Growing your own organic garden can be a great way to get some clean, healthy produce into your house, while also providing yourself with a relaxing, stress-relieving hobby. If this sounds great, but you aren’t sure where to start, don’t worry. Read on to find out how to make your own home garden!
If you have plants that are tall, support them with stakes. This will prevent tall plants from drooping over when they are heavy with blooms, which can look very messy. Support climbing shrubs with a lattice to keep the rambling vines under control and to prevent them from invading another plant area.
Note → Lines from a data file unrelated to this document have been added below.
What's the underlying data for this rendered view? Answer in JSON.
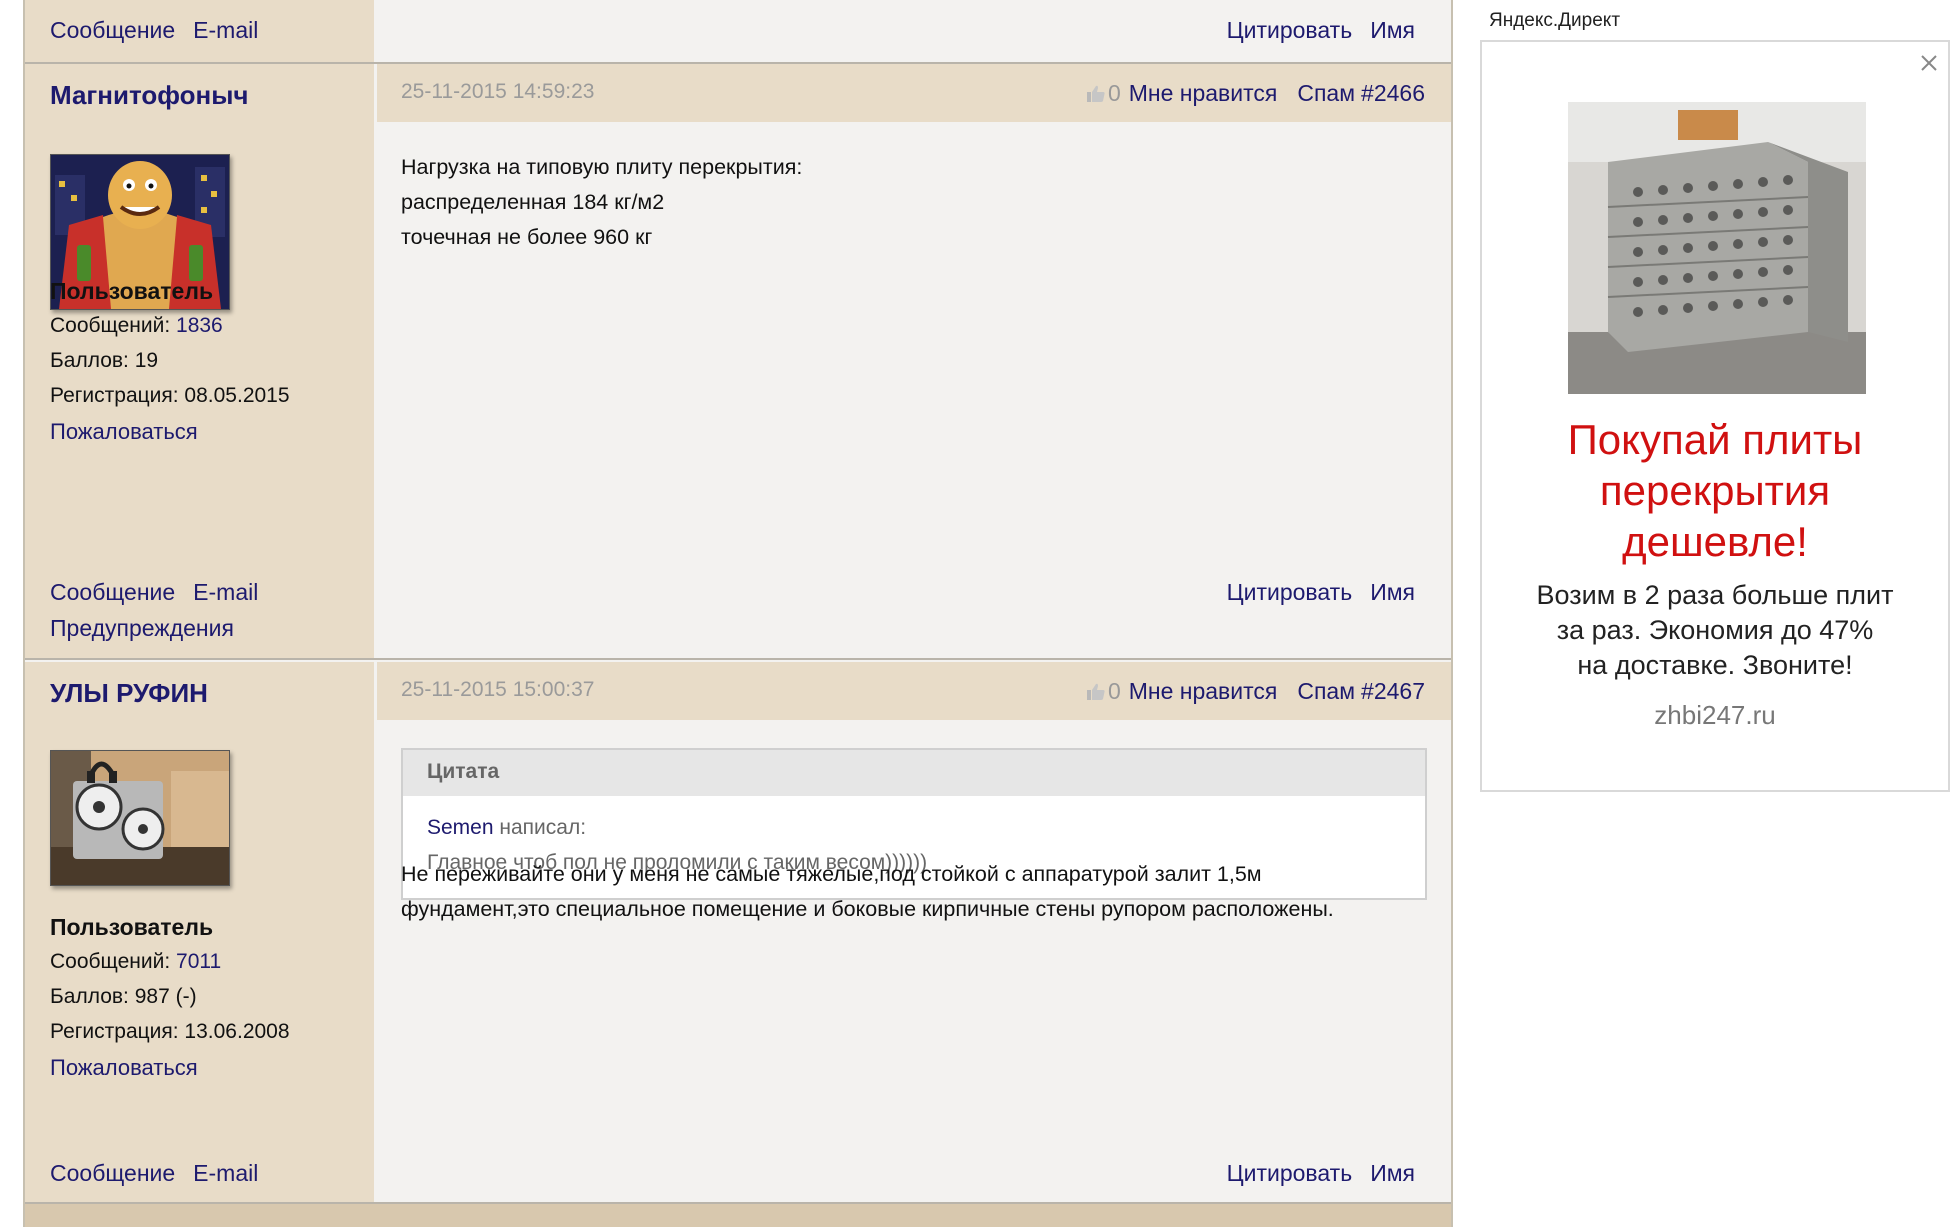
{
  "prev_post_footer": {
    "message": "Сообщение",
    "email": "E-mail",
    "quote": "Цитировать",
    "name": "Имя"
  },
  "posts": [
    {
      "author": "Магнитофоныч",
      "role": "Пользователь",
      "messages_label": "Сообщений:",
      "messages_value": "1836",
      "points_text": "Баллов: 19",
      "registration_text": "Регистрация: 08.05.2015",
      "report": "Пожаловаться",
      "date": "25-11-2015 14:59:23",
      "like_count": "0",
      "like_label": "Мне нравится",
      "spam_label": "Спам",
      "post_number": "#2466",
      "body": [
        "Нагрузка на типовую плиту перекрытия:",
        "распределенная 184 кг/м2",
        "точечная не более 960 кг"
      ],
      "footer_message": "Сообщение",
      "footer_email": "E-mail",
      "footer_warnings": "Предупреждения",
      "footer_quote": "Цитировать",
      "footer_name": "Имя"
    },
    {
      "author": "УЛЫ РУФИН",
      "role": "Пользователь",
      "messages_label": "Сообщений:",
      "messages_value": "7011",
      "points_text": "Баллов: 987 (-)",
      "registration_text": "Регистрация: 13.06.2008",
      "report": "Пожаловаться",
      "date": "25-11-2015 15:00:37",
      "like_count": "0",
      "like_label": "Мне нравится",
      "spam_label": "Спам",
      "post_number": "#2467",
      "quote": {
        "title": "Цитата",
        "author": "Semen",
        "wrote": "написал:",
        "text": "Главное чтоб пол не проломили с таким весом))))))"
      },
      "body": [
        "Не переживайте они у меня не самые тяжелые,под стойкой с аппаратурой залит 1,5м",
        "фундамент,это специальное помещение и боковые кирпичные стены рупором расположены."
      ],
      "footer_message": "Сообщение",
      "footer_email": "E-mail",
      "footer_quote": "Цитировать",
      "footer_name": "Имя"
    }
  ],
  "ad": {
    "label": "Яндекс.Директ",
    "close_icon": "close-icon",
    "title_lines": [
      "Покупай плиты",
      "перекрытия",
      "дешевле!"
    ],
    "text_lines": [
      "Возим в 2 раза больше плит",
      "за раз. Экономия до 47%",
      "на доставке. Звоните!"
    ],
    "domain": "zhbi247.ru"
  },
  "colors": {
    "link": "#1d1a6e",
    "sidebar_bg": "#e8dcc8",
    "post_bg": "#f3f2f0",
    "ad_title": "#d01010"
  }
}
If you are planning an irrigation system for your garden, consider a drip irrigation system. A conventional system using sprinkler heads loses a lot water through evaporation. However, a drip system irrigates your garden by a constant slow drip of water beneath the surface, which means less water is wasted through evaporation.
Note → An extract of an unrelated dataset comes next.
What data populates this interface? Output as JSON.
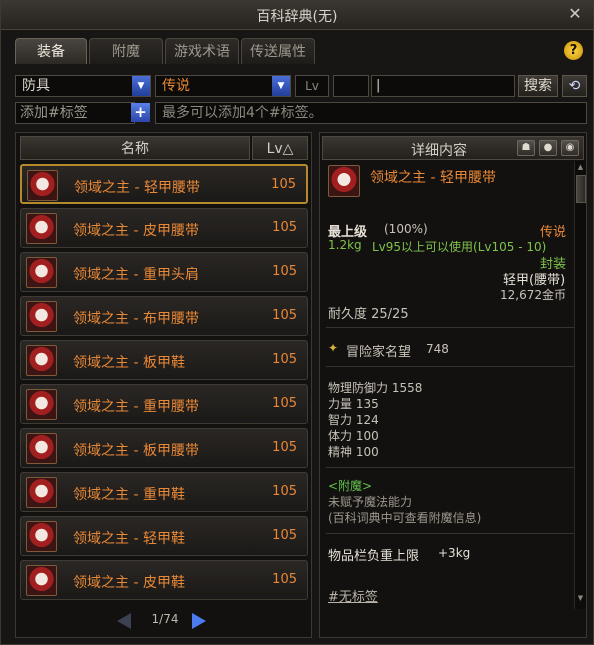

Did you know that a tablespoon of powdered milk sprinkled around your rose bushes early in the season can help to prevent fungus growth on your beautiful flowers later in the spring? If you prefer to use a spray, you might try diluting some skim milk and spraying the plant leaves. The lower fat content in skim milk reduces the chance that it will turn rancid.
Roses can be difficult to grow in the best of conditions. Increase your chances for success by choosing the right rose for your climate. If your area has harsh winter conditions look for a rose with thicker petals. Mildew resistant varieties are ideal for humid areas and heat tolerant roses will do best in arid areas.
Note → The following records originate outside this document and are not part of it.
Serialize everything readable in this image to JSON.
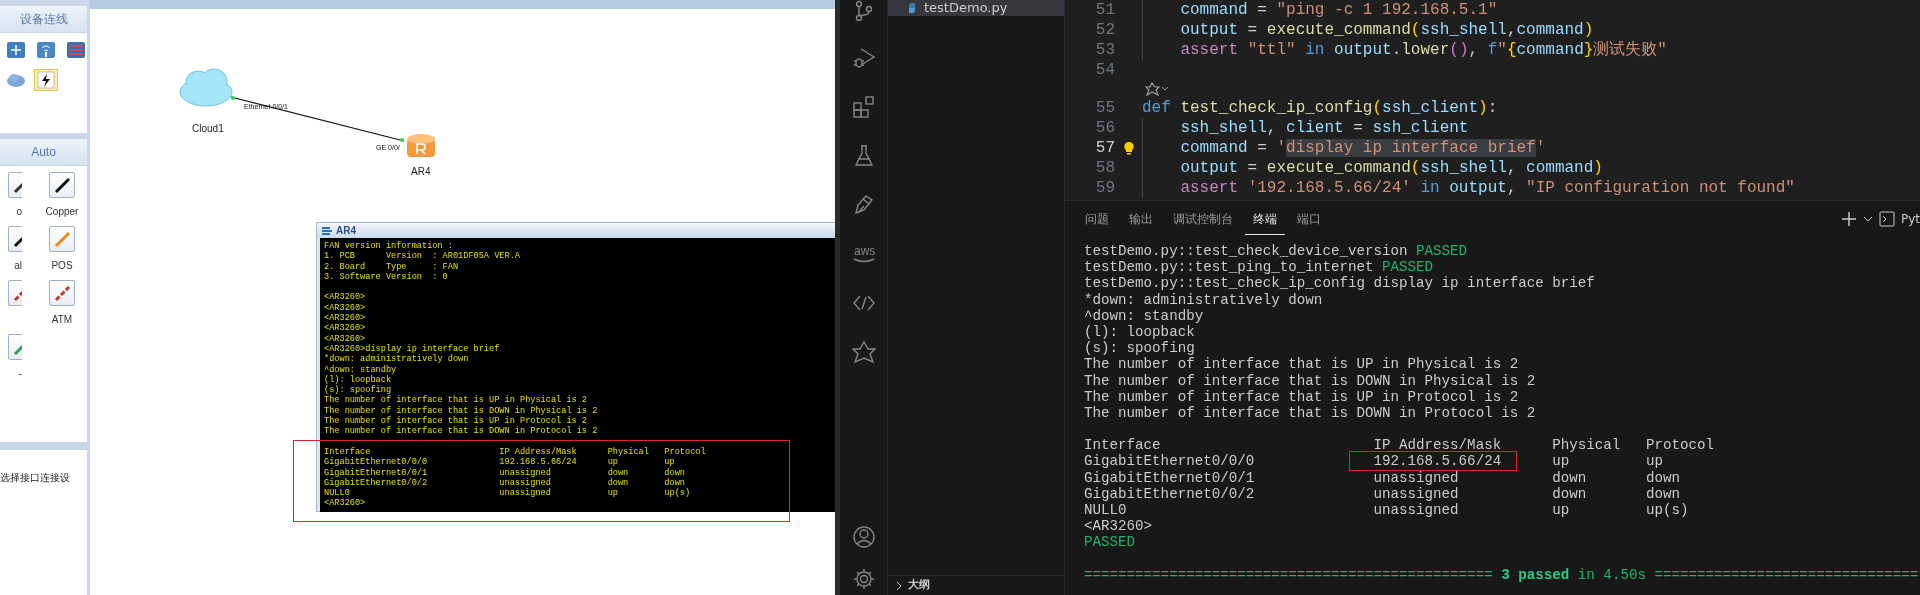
{
  "ensp": {
    "device_panel": {
      "title": "设备连线",
      "devices": [
        {
          "kind": "switch",
          "selected": false
        },
        {
          "kind": "wireless",
          "selected": false
        },
        {
          "kind": "firewall",
          "selected": false
        },
        {
          "kind": "cloud",
          "selected": false
        },
        {
          "kind": "bolt",
          "selected": true
        }
      ]
    },
    "links_panel": {
      "title": "Auto",
      "links": [
        {
          "kind": "auto",
          "label": "o"
        },
        {
          "kind": "copper",
          "label": "Copper"
        },
        {
          "kind": "serial",
          "label": "al"
        },
        {
          "kind": "pos",
          "label": "POS"
        },
        {
          "kind": "e1"
        },
        {
          "kind": "atm",
          "label": "ATM"
        },
        {
          "kind": "ctl",
          "label": "-"
        }
      ]
    },
    "hint": "选择接口连接设",
    "topology": {
      "nodes": [
        {
          "kind": "cloud",
          "label": "Cloud1"
        },
        {
          "kind": "router",
          "label": "AR4"
        }
      ],
      "link": {
        "from_port": "Ethernet 0/0/1",
        "to_port": "GE 0/0/"
      }
    },
    "console": {
      "title": "AR4",
      "lines": [
        {
          "kind": "text",
          "t": "FAN version information :"
        },
        {
          "kind": "text",
          "t": "1. PCB      Version  : AR01DF05A VER.A"
        },
        {
          "kind": "text",
          "t": "2. Board    Type     : FAN"
        },
        {
          "kind": "text",
          "t": "3. Software Version  : 0"
        },
        {
          "kind": "blank"
        },
        {
          "kind": "text",
          "t": "<AR3260>"
        },
        {
          "kind": "text",
          "t": "<AR3260>"
        },
        {
          "kind": "text",
          "t": "<AR3260>"
        },
        {
          "kind": "text",
          "t": "<AR3260>"
        },
        {
          "kind": "text",
          "t": "<AR3260>"
        },
        {
          "kind": "text",
          "t": "<AR3260>display ip interface brief"
        },
        {
          "kind": "text",
          "t": "*down: administratively down"
        },
        {
          "kind": "text",
          "t": "^down: standby"
        },
        {
          "kind": "text",
          "t": "(l): loopback"
        },
        {
          "kind": "text",
          "t": "(s): spoofing"
        },
        {
          "kind": "text",
          "t": "The number of interface that is UP in Physical is 2"
        },
        {
          "kind": "text",
          "t": "The number of interface that is DOWN in Physical is 2"
        },
        {
          "kind": "text",
          "t": "The number of interface that is UP in Protocol is 2"
        },
        {
          "kind": "text",
          "t": "The number of interface that is DOWN in Protocol is 2"
        },
        {
          "kind": "blank"
        }
      ],
      "table": {
        "highlighted": true,
        "rows": [
          [
            "Interface",
            "IP Address/Mask",
            "Physical",
            "Protocol"
          ],
          [
            "GigabitEthernet0/0/0",
            "192.168.5.66/24",
            "up",
            "up"
          ],
          [
            "GigabitEthernet0/0/1",
            "unassigned",
            "down",
            "down"
          ],
          [
            "GigabitEthernet0/0/2",
            "unassigned",
            "down",
            "down"
          ],
          [
            "NULL0",
            "unassigned",
            "up",
            "up(s)"
          ]
        ]
      },
      "prompt": "<AR3260>"
    }
  },
  "vscode": {
    "activity_bar": [
      {
        "kind": "source-control"
      },
      {
        "kind": "run-debug"
      },
      {
        "kind": "extensions"
      },
      {
        "kind": "testing"
      },
      {
        "kind": "plugin"
      },
      {
        "kind": "aws",
        "label": "aws"
      },
      {
        "kind": "code-link"
      },
      {
        "kind": "star"
      },
      {
        "kind": "account"
      },
      {
        "kind": "settings"
      }
    ],
    "explorer": {
      "files": [
        {
          "name": "testDemo.py",
          "selected": true
        }
      ],
      "outline": {
        "title": "大纲",
        "expanded": false
      }
    },
    "editor": {
      "lines": [
        {
          "number": "51",
          "indented": true,
          "tokens": [
            {
              "kind": "var",
              "t": "command"
            },
            {
              "kind": "p",
              "t": " = "
            },
            {
              "kind": "str",
              "t": "\"ping -c 1 192.168.5.1\""
            }
          ]
        },
        {
          "number": "52",
          "indented": true,
          "tokens": [
            {
              "kind": "var",
              "t": "output"
            },
            {
              "kind": "p",
              "t": " = "
            },
            {
              "kind": "fn",
              "t": "execute_command"
            },
            {
              "kind": "br",
              "t": "("
            },
            {
              "kind": "var",
              "t": "ssh_shell"
            },
            {
              "kind": "p",
              "t": ","
            },
            {
              "kind": "var",
              "t": "command"
            },
            {
              "kind": "br",
              "t": ")"
            }
          ]
        },
        {
          "number": "53",
          "indented": true,
          "tokens": [
            {
              "kind": "ctrl",
              "t": "assert "
            },
            {
              "kind": "str",
              "t": "\"ttl\" "
            },
            {
              "kind": "kw",
              "t": "in "
            },
            {
              "kind": "var",
              "t": "output"
            },
            {
              "kind": "p",
              "t": "."
            },
            {
              "kind": "fn",
              "t": "lower"
            },
            {
              "kind": "br2",
              "t": "()"
            },
            {
              "kind": "p",
              "t": ", "
            },
            {
              "kind": "kw",
              "t": "f"
            },
            {
              "kind": "str",
              "t": "\""
            },
            {
              "kind": "br",
              "t": "{"
            },
            {
              "kind": "var",
              "t": "command"
            },
            {
              "kind": "br",
              "t": "}"
            },
            {
              "kind": "str",
              "t": "测试失败\""
            }
          ]
        },
        {
          "number": "54"
        },
        {
          "kind": "codelens"
        },
        {
          "number": "55",
          "tokens": [
            {
              "kind": "kw",
              "t": "def "
            },
            {
              "kind": "fn",
              "t": "test_check_ip_config"
            },
            {
              "kind": "br",
              "t": "("
            },
            {
              "kind": "var",
              "t": "ssh_client"
            },
            {
              "kind": "br",
              "t": ")"
            },
            {
              "kind": "p",
              "t": ":"
            }
          ]
        },
        {
          "number": "56",
          "indented": true,
          "tokens": [
            {
              "kind": "var",
              "t": "ssh_shell"
            },
            {
              "kind": "p",
              "t": ", "
            },
            {
              "kind": "var",
              "t": "client"
            },
            {
              "kind": "p",
              "t": " = "
            },
            {
              "kind": "var",
              "t": "ssh_client"
            }
          ]
        },
        {
          "number": "57",
          "indented": true,
          "active": true,
          "lightbulb": true,
          "tokens": [
            {
              "kind": "var",
              "t": "command"
            },
            {
              "kind": "p",
              "t": " = "
            },
            {
              "kind": "str",
              "t": "'"
            },
            {
              "kind": "str",
              "t": "display ip interface brief",
              "selected": true
            },
            {
              "kind": "str",
              "t": "'"
            }
          ]
        },
        {
          "number": "58",
          "indented": true,
          "tokens": [
            {
              "kind": "var",
              "t": "output"
            },
            {
              "kind": "p",
              "t": " = "
            },
            {
              "kind": "fn",
              "t": "execute_command"
            },
            {
              "kind": "br",
              "t": "("
            },
            {
              "kind": "var",
              "t": "ssh_shell"
            },
            {
              "kind": "p",
              "t": ", "
            },
            {
              "kind": "var",
              "t": "command"
            },
            {
              "kind": "br",
              "t": ")"
            }
          ]
        },
        {
          "number": "59",
          "indented": true,
          "tokens": [
            {
              "kind": "ctrl",
              "t": "assert "
            },
            {
              "kind": "str",
              "t": "'192.168.5.66/24' "
            },
            {
              "kind": "kw",
              "t": "in "
            },
            {
              "kind": "var",
              "t": "output"
            },
            {
              "kind": "p",
              "t": ", "
            },
            {
              "kind": "str",
              "t": "\"IP configuration not found\""
            }
          ]
        }
      ]
    },
    "panel": {
      "tabs": [
        {
          "label": "问题",
          "selected": false
        },
        {
          "label": "输出",
          "selected": false
        },
        {
          "label": "调试控制台",
          "selected": false
        },
        {
          "label": "终端",
          "selected": true
        },
        {
          "label": "端口",
          "selected": false
        }
      ],
      "shell_label": "Pyt",
      "terminal": [
        {
          "kind": "text",
          "tokens": [
            {
              "kind": "plain",
              "t": "testDemo.py::test_check_device_version "
            },
            {
              "kind": "pass",
              "t": "PASSED"
            }
          ]
        },
        {
          "kind": "text",
          "tokens": [
            {
              "kind": "plain",
              "t": "testDemo.py::test_ping_to_internet "
            },
            {
              "kind": "pass",
              "t": "PASSED"
            }
          ]
        },
        {
          "kind": "text",
          "tokens": [
            {
              "kind": "plain",
              "t": "testDemo.py::test_check_ip_config display ip interface brief"
            }
          ]
        },
        {
          "kind": "text",
          "tokens": [
            {
              "kind": "plain",
              "t": "*down: administratively down"
            }
          ]
        },
        {
          "kind": "text",
          "tokens": [
            {
              "kind": "plain",
              "t": "^down: standby"
            }
          ]
        },
        {
          "kind": "text",
          "tokens": [
            {
              "kind": "plain",
              "t": "(l): loopback"
            }
          ]
        },
        {
          "kind": "text",
          "tokens": [
            {
              "kind": "plain",
              "t": "(s): spoofing"
            }
          ]
        },
        {
          "kind": "text",
          "tokens": [
            {
              "kind": "plain",
              "t": "The number of interface that is UP in Physical is 2"
            }
          ]
        },
        {
          "kind": "text",
          "tokens": [
            {
              "kind": "plain",
              "t": "The number of interface that is DOWN in Physical is 2"
            }
          ]
        },
        {
          "kind": "text",
          "tokens": [
            {
              "kind": "plain",
              "t": "The number of interface that is UP in Protocol is 2"
            }
          ]
        },
        {
          "kind": "text",
          "tokens": [
            {
              "kind": "plain",
              "t": "The number of interface that is DOWN in Protocol is 2"
            }
          ]
        },
        {
          "kind": "blank"
        },
        {
          "kind": "row",
          "cells": [
            {
              "t": "Interface"
            },
            {
              "t": "IP Address/Mask"
            },
            {
              "t": "Physical"
            },
            {
              "t": "Protocol"
            }
          ]
        },
        {
          "kind": "row",
          "cells": [
            {
              "t": "GigabitEthernet0/0/0"
            },
            {
              "t": "192.168.5.66/24",
              "boxed": true
            },
            {
              "t": "up"
            },
            {
              "t": "up"
            }
          ]
        },
        {
          "kind": "row",
          "cells": [
            {
              "t": "GigabitEthernet0/0/1"
            },
            {
              "t": "unassigned"
            },
            {
              "t": "down"
            },
            {
              "t": "down"
            }
          ]
        },
        {
          "kind": "row",
          "cells": [
            {
              "t": "GigabitEthernet0/0/2"
            },
            {
              "t": "unassigned"
            },
            {
              "t": "down"
            },
            {
              "t": "down"
            }
          ]
        },
        {
          "kind": "row",
          "cells": [
            {
              "t": "NULL0"
            },
            {
              "t": "unassigned"
            },
            {
              "t": "up"
            },
            {
              "t": "up(s)"
            }
          ]
        },
        {
          "kind": "text",
          "tokens": [
            {
              "kind": "plain",
              "t": "<AR3260>"
            }
          ]
        },
        {
          "kind": "text",
          "tokens": [
            {
              "kind": "pass",
              "t": "PASSED"
            }
          ]
        },
        {
          "kind": "blank"
        },
        {
          "kind": "text",
          "tokens": [
            {
              "kind": "pass",
              "t": "================================================ "
            },
            {
              "kind": "pass-bold",
              "t": "3 passed"
            },
            {
              "kind": "pass",
              "t": " in 4.50s ==============================="
            }
          ]
        }
      ]
    }
  }
}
Bulbs produce beautiful flowers in your garden year after year. To achieve the most blooms, plant your bulbs as soon as temperatures in your area begin to cool in the fall. This is usually August in zones 1 to 4 and September in zones 4 to 7. Those in southern climates will have to chill their bulbs before planting.
Plant in the shade. All plants need light to survive, but not all of them need brilliant sunshine. Plants native to woodland areas are happy when they get protection from the sun’s rays. There are many plants that will thrive in a shady garden, including Hosta, Cyclamen, Foxglove, Helleborus, Japanese Anemone, and Ajuga. By planting these, you will have a year-round display of color in even the shadiest of gardens.
Experiment with color pairings. Purple and yellow work very well together, and can be used to create either a warm or cool effect. For a warm effect, use more yellow flowers than purple, conversely, using mostly purple flowers will give you a cool, soothing effect. A mixture of tall purple delphiniums or penstemon, and lower growing yellow achillea gives a spectacular display.
Start your home organic garden today, and soon you’ll have plenty of delicious fresh produce, and the satisfaction of knowing that it came from plants you grew with your own hands. Don’t hesitate, use the information you’ve learned now to start building your own organic garden in your home!